“The thymus is thought to play an important role in the pathogenesis of MG. Our data showed that concomitant thymus hyperplasia was an independent risk factor for poor efficacy of tacrolimus in children with steroid-resistant MG, even in a situation when thymectomy therapy had been used,” the authors noted.

Furthermore, although the literature reports a high incidence of ADRs for tacrolimus (42.5% to 87.5%), the authors revealed an incidence of less than 7.5% after 3 years of follow-up, perhaps because lower doses were used. All of the ADRs appeared within 10 months and resolved after discontinuing tacrolimus; therefore, the authors suggest that tacrolimus is relatively safe to use in the long term for glucocorticoid-resistant MG patients. 

The authors concluded, “Although tacrolimus improved symptoms in the majority of steroid-resistant [childhood-onset MG] patients with few adverse effects, some patients still did not react well to tacrolimus.
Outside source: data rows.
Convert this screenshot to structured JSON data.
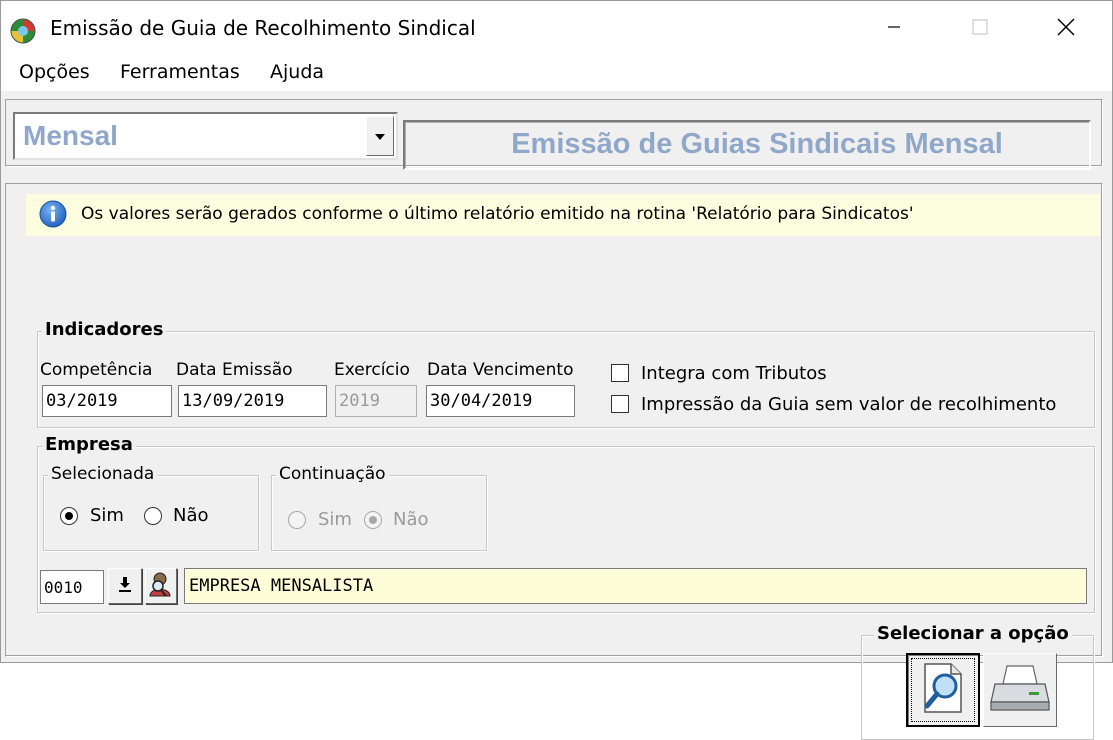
{
  "window": {
    "title": "Emissão de Guia de Recolhimento Sindical",
    "app_icon": "globe-icon",
    "controls": [
      "minimize-icon",
      "maximize-icon",
      "close-icon"
    ]
  },
  "menu": {
    "items": [
      "Opções",
      "Ferramentas",
      "Ajuda"
    ]
  },
  "top": {
    "combo_value": "Mensal",
    "header_title": "Emissão de Guias Sindicais Mensal",
    "accent_color": "#8fa7c9"
  },
  "info": {
    "icon": "info-icon",
    "text": "Os valores serão gerados conforme o último relatório emitido na rotina 'Relatório para Sindicatos'"
  },
  "indicadores": {
    "legend": "Indicadores",
    "competencia_label": "Competência",
    "competencia_value": "03/2019",
    "data_emissao_label": "Data Emissão",
    "data_emissao_value": "13/09/2019",
    "exercicio_label": "Exercício",
    "exercicio_value": "2019",
    "data_vencimento_label": "Data Vencimento",
    "data_vencimento_value": "30/04/2019",
    "integra_label": "Integra com Tributos",
    "integra_checked": false,
    "impressao_label": "Impressão da Guia sem valor de recolhimento",
    "impressao_checked": false
  },
  "empresa": {
    "legend": "Empresa",
    "selecionada": {
      "legend": "Selecionada",
      "sim_label": "Sim",
      "nao_label": "Não",
      "selected": "Sim"
    },
    "continuacao": {
      "legend": "Continuação",
      "sim_label": "Sim",
      "nao_label": "Não",
      "selected": "Não",
      "disabled": true
    },
    "code": "0010",
    "name": "EMPRESA MENSALISTA"
  },
  "actions": {
    "legend": "Selecionar a opção",
    "preview_icon": "magnifier-document-icon",
    "print_icon": "printer-icon"
  }
}
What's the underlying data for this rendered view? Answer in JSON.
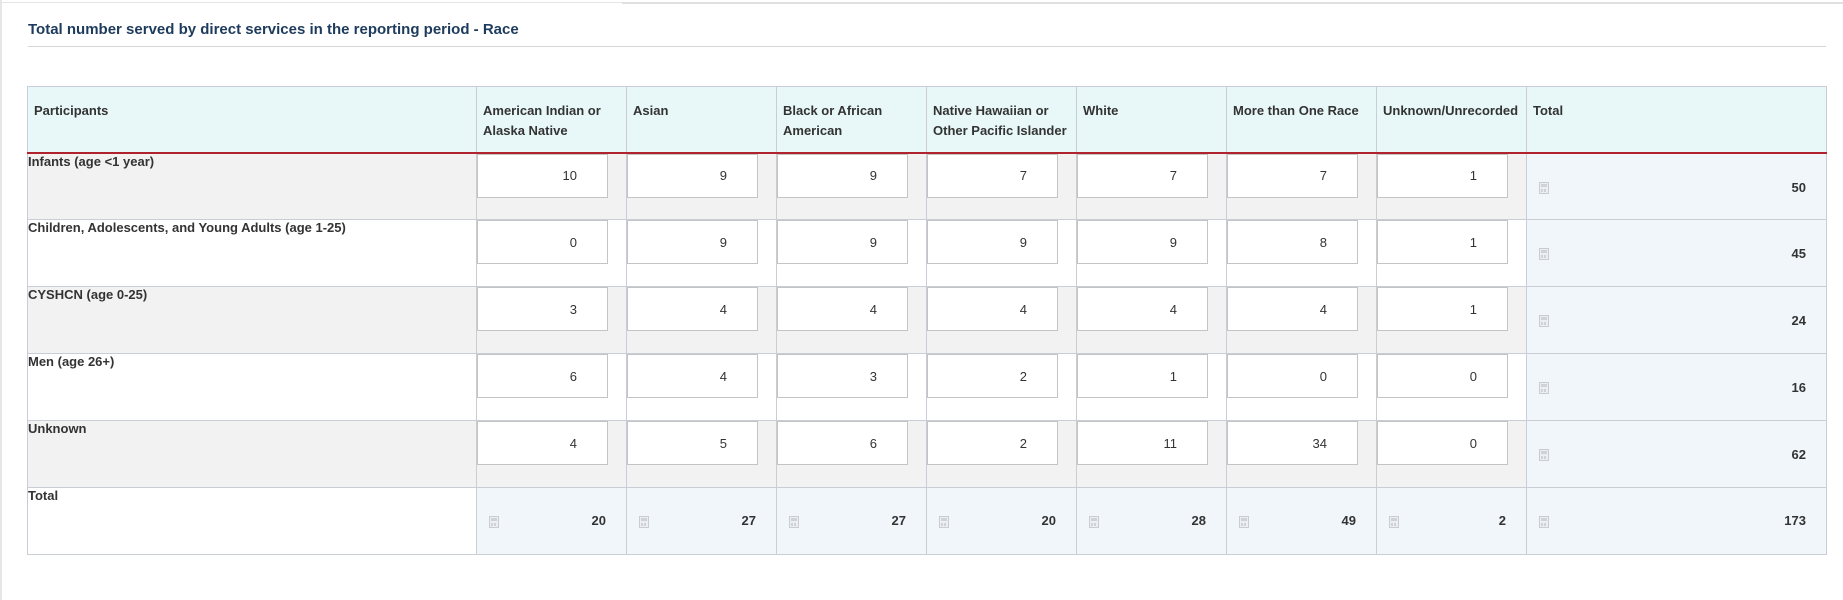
{
  "section": {
    "title": "Total number served by direct services in the reporting period - Race"
  },
  "table": {
    "headers": [
      "Participants",
      "American Indian or Alaska Native",
      "Asian",
      "Black or African American",
      "Native Hawaiian or Other Pacific Islander",
      "White",
      "More than One Race",
      "Unknown/Unrecorded",
      "Total"
    ],
    "rows": [
      {
        "label": "Infants (age <1 year)",
        "values": [
          "10",
          "9",
          "9",
          "7",
          "7",
          "7",
          "1"
        ],
        "total": "50"
      },
      {
        "label": "Children, Adolescents, and Young Adults (age 1-25)",
        "values": [
          "0",
          "9",
          "9",
          "9",
          "9",
          "8",
          "1"
        ],
        "total": "45"
      },
      {
        "label": "CYSHCN (age 0-25)",
        "values": [
          "3",
          "4",
          "4",
          "4",
          "4",
          "4",
          "1"
        ],
        "total": "24"
      },
      {
        "label": "Men (age 26+)",
        "values": [
          "6",
          "4",
          "3",
          "2",
          "1",
          "0",
          "0"
        ],
        "total": "16"
      },
      {
        "label": "Unknown",
        "values": [
          "4",
          "5",
          "6",
          "2",
          "11",
          "34",
          "0"
        ],
        "total": "62"
      }
    ],
    "totals": {
      "label": "Total",
      "values": [
        "20",
        "27",
        "27",
        "20",
        "28",
        "49",
        "2"
      ],
      "grand_total": "173"
    }
  },
  "icons": {
    "calculated": "calculator-icon"
  }
}
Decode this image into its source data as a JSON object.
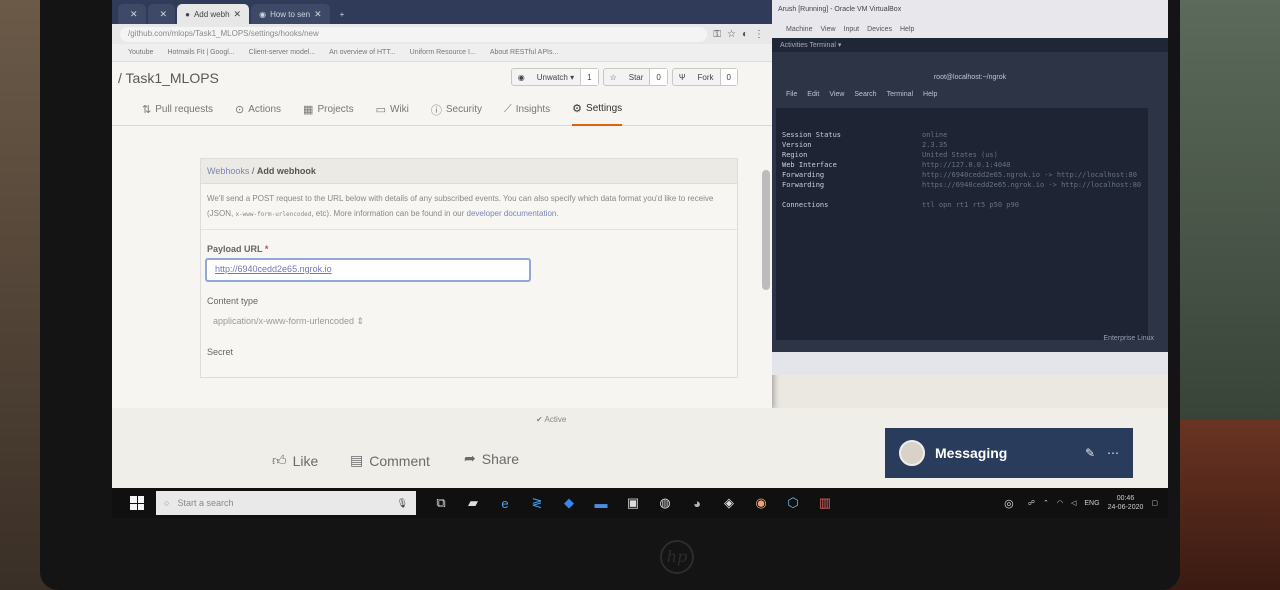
{
  "chrome": {
    "tabs": [
      {
        "label": "",
        "active": false
      },
      {
        "label": "",
        "active": false
      },
      {
        "label": "Add webh",
        "active": true
      },
      {
        "label": "How to sen",
        "active": false
      }
    ],
    "new_tab": "+",
    "url": "/github.com/mlops/Task1_MLOPS/settings/hooks/new",
    "bookmarks": [
      "Youtube",
      "Hotmails Fit | Googl...",
      "Client-server model...",
      "An overview of HTT...",
      "Uniform Resource I...",
      "About RESTful APIs..."
    ]
  },
  "repo": {
    "name": "/ Task1_MLOPS",
    "watch_label": "Unwatch ▾",
    "watch_count": "1",
    "star_label": "Star",
    "star_count": "0",
    "fork_label": "Fork",
    "fork_count": "0"
  },
  "nav": {
    "pull_requests": "Pull requests",
    "actions": "Actions",
    "projects": "Projects",
    "wiki": "Wiki",
    "security": "Security",
    "insights": "Insights",
    "settings": "Settings"
  },
  "webhook": {
    "crumb": "Webhooks",
    "sep": " / ",
    "title": "Add webhook",
    "desc_1": "We'll send a POST request to the URL below with details of any subscribed events. You can also specify which data format you'd like to receive (JSON, ",
    "desc_code": "x-www-form-urlencoded",
    "desc_2": ", etc). More information can be found in our ",
    "desc_link": "developer documentation",
    "desc_end": ".",
    "payload_label": "Payload URL",
    "payload_req": "*",
    "payload_value": "http://6940cedd2e65.ngrok.io",
    "content_type_label": "Content type",
    "content_type_value": "application/x-www-form-urlencoded ⇕",
    "secret_label": "Secret"
  },
  "vbox": {
    "title": "Arush [Running] - Oracle VM VirtualBox",
    "menu": [
      "Machine",
      "View",
      "Input",
      "Devices",
      "Help"
    ],
    "top": "Activities    Terminal ▾",
    "term_title": "root@localhost:~/ngrok",
    "term_menu": [
      "File",
      "Edit",
      "View",
      "Search",
      "Terminal",
      "Help"
    ],
    "rows": [
      {
        "k": "Session Status",
        "v": "online"
      },
      {
        "k": "Version",
        "v": "2.3.35"
      },
      {
        "k": "Region",
        "v": "United States (us)"
      },
      {
        "k": "Web Interface",
        "v": "http://127.0.0.1:4040"
      },
      {
        "k": "Forwarding",
        "v": "http://6940cedd2e65.ngrok.io -> http://localhost:80"
      },
      {
        "k": "Forwarding",
        "v": "https://6940cedd2e65.ngrok.io -> http://localhost:80"
      },
      {
        "k": "",
        "v": ""
      },
      {
        "k": "Connections",
        "v": "ttl  opn  rt1  rt5  p50  p90"
      }
    ],
    "status": "Enterprise Linux"
  },
  "linkedin": {
    "active": "✔ Active",
    "like": "Like",
    "comment": "Comment",
    "share": "Share",
    "messaging": "Messaging"
  },
  "taskbar": {
    "search": "Start a search",
    "lang": "ENG",
    "time": "00:46",
    "date": "24-06-2020"
  }
}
Clinically independent factors affecting tacrolimus efficacy include thymus hyperplasia and pre-intervention status.”

They added that they “are currently working on a follow-up study to explore the underlying immunological mechanism of therapeutic failure in patients who haven’t responded to steroids or tacrolimus.”

Reference

Bi Z, Cao Y, Lin J, et al. Long-term improvement in a Chinese cohort of glucocorticoid-resistant childhood-onset myasthenia gravis patients treated with tacrolimusFront Neurol. 2022;13:820205. doi:10.3389/fneur.2022.820205